A crumbling portion of the paved Highway 203 in Yarmouth County will be replaced with gravel.
Nova Scotia will begin working on a 30-kilometre portion of the highway between Upper Ohio and Kemptville by early summer, but it will be a "multi-year approach."
"We try to prioritize the work that we have to do so that we're spending our money where we're sort of benefiting the most people," said Bruce Fitzner, the province's chief highway engineer.
At a cost of about $10 million, the province said it's too expensive to pave that section of Highway 203 when gravel costs a third of that figure and not many people drive the route regularly.
Charles Leary, one of the owners of Trout Point Lodge in East Kemptville, said deep ditches and worn out road paint have caused unsafe driving conditions along that portion of the highway for years.
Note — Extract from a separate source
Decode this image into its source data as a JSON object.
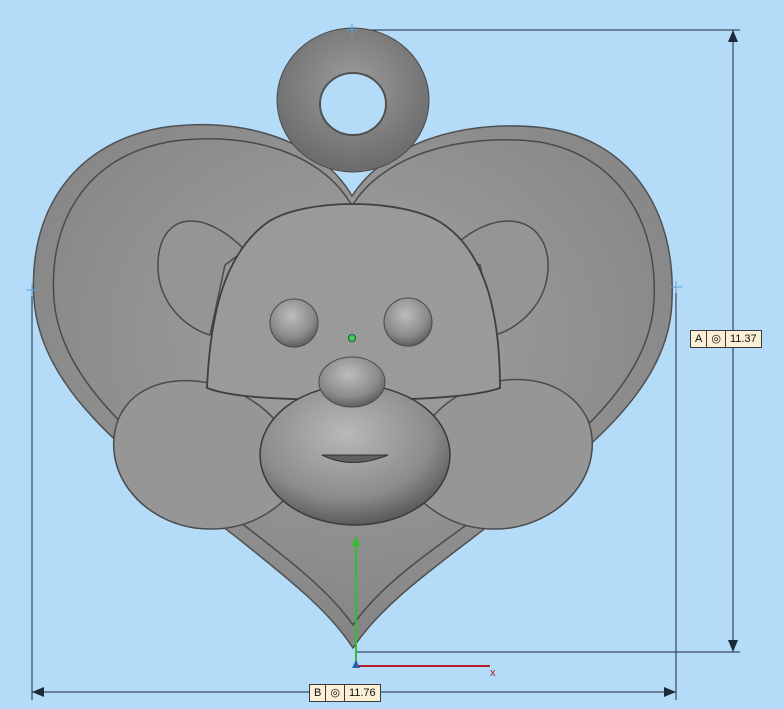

"There are extensive areas where the side of the road has totally disintegrated and is in chunks," he said.
"We're happy to see any movement on this issue but obviously we would rather see it repaved."
Leary said he has been writing letters of concern to the province for at least five years.
"I don't think it's a good sign of progress — Nova Scotia turning paved roads back into gravel roads," he said.
Highway 203 is supposed to be the easiest way for people to visit Trout Point Lodge, but Leary said in the past couple of years the road has become so bad some tourists have been encouraged to go an alternate route, making the trip to the lodge twice as long.
"It is certainly discouraging to potential repeat customers," he said.
Fitzner said the province is waiting until June or July before it starts investigating the road conditions further to see if it will tear up the current road or place gravel on top — the long-term surface treatment for that portion of the highway is yet to be determined.
While the process will begin this summer, it could take years before businesses like Trout Point Lodge have a reliable road again.